Seungyun: I think a lot of POC small designers don’t get the hype and audience they deserve. I have friends with their own small business brands and they work so consistently and hard but still don’t get the spotlight they deserve. Especially when there are bigger mass producing companies stealing other small businesses designs and gaining more followers and admirers. It is so unfortunate and sad. As I’m still a small designer and inconsistent because I’m still a student, I haven’t had my design stolen yet. I hope people will stop supporting mass production.
What could be changed to make the industry more inclusive? How are you working towards inclusivity?
Seungyun: I think a main way for me to achieve inclusivity, is to embrace my own culture and hope that it will reach many people in the future where they accept my work and myself. I also keep raising awareness on my social media, but it’s not enough. In the future when I have a larger audience, I would love to embrace other POC designers. I would also love to collaborate with people from different backgrounds and stories to really understand their work.
What are the next projects you are working on?

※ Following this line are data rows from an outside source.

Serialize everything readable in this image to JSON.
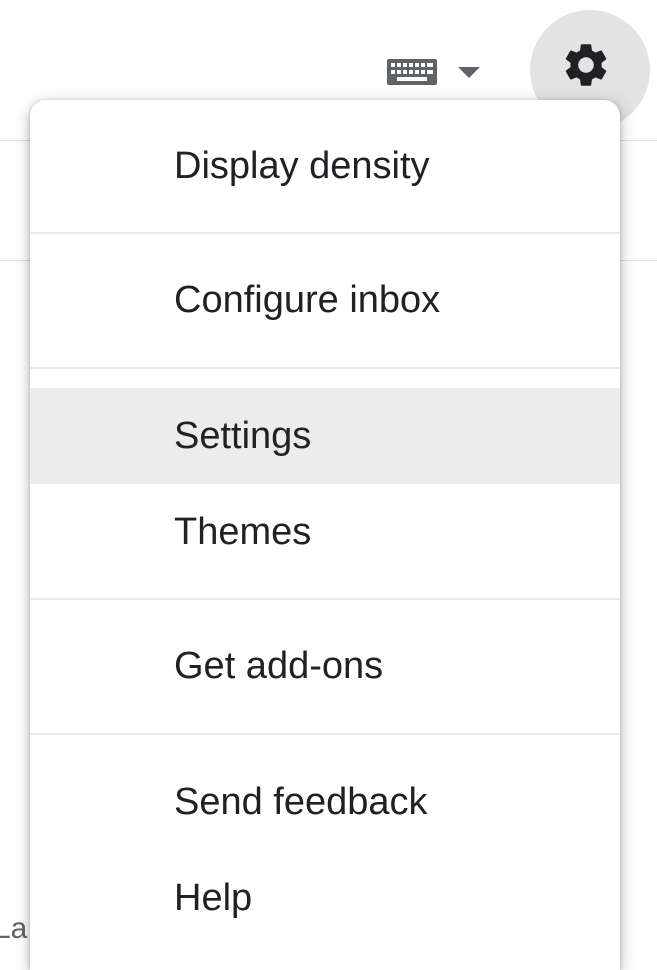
{
  "background": {
    "partial_text": "La"
  },
  "toolbar": {
    "input_tools_icon": "keyboard-icon",
    "input_tools_dropdown_icon": "chevron-down-icon",
    "settings_icon": "gear-icon"
  },
  "menu": {
    "items": [
      {
        "label": "Display density"
      },
      {
        "label": "Configure inbox"
      },
      {
        "label": "Settings"
      },
      {
        "label": "Themes"
      },
      {
        "label": "Get add-ons"
      },
      {
        "label": "Send feedback"
      },
      {
        "label": "Help"
      }
    ],
    "highlighted_item": "Settings"
  },
  "colors": {
    "text": "#202124",
    "icon": "#5f6368",
    "settings_button_bg": "#e3e3e3",
    "highlight_bg": "#ececec",
    "separator": "#e8e8e8"
  }
}
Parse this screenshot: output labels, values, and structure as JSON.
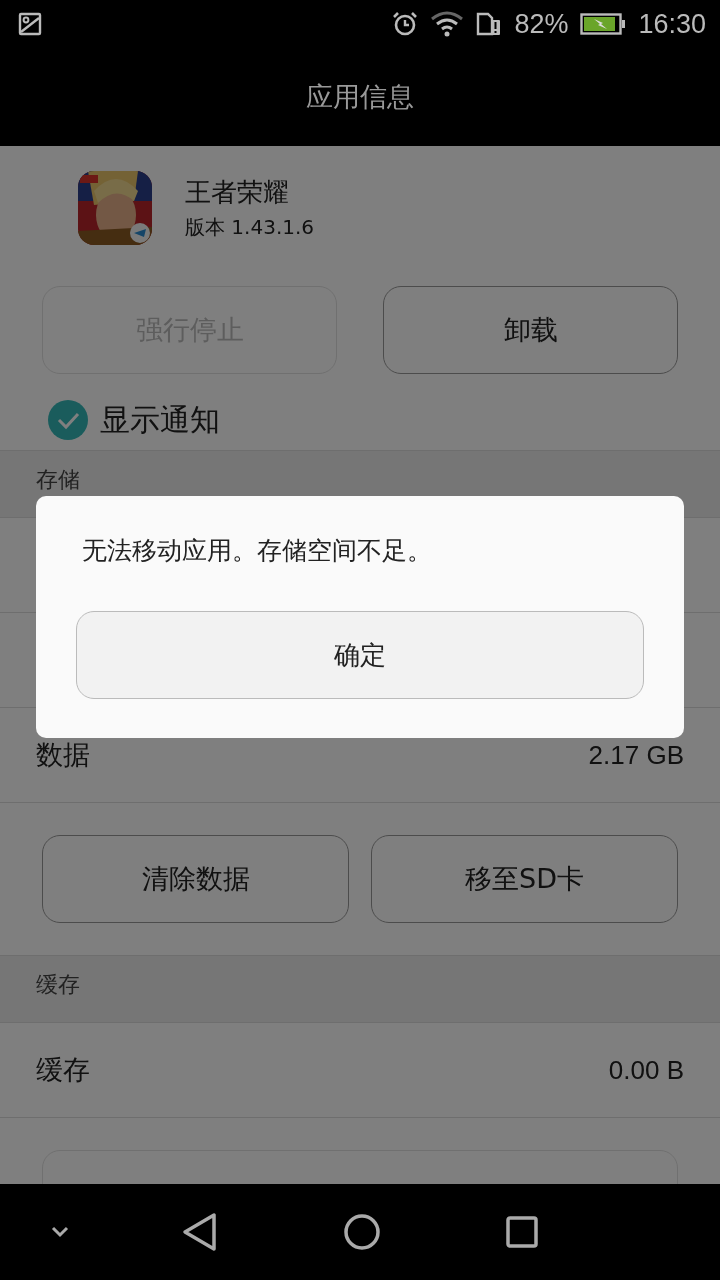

Seungyun: I will be focusing on my graduate collection as I won’t have a personal life anymore due to the amount of work. I will be working closely with my roots again. This final year will be the year of diving into my history. After graduation I’m actually not sure if I want to focus completely on my brand or gain more experience from different companies.
Where do you see yourself in five years?
Seungyun: I see so many possibilities. The most certain thing that I know is that I´ll be happy. I am obviously happy and grateful now but I just know this feeling will carry on in five years. There will be a lot of ups and downs, but I’ll still be grateful to be standing where I am.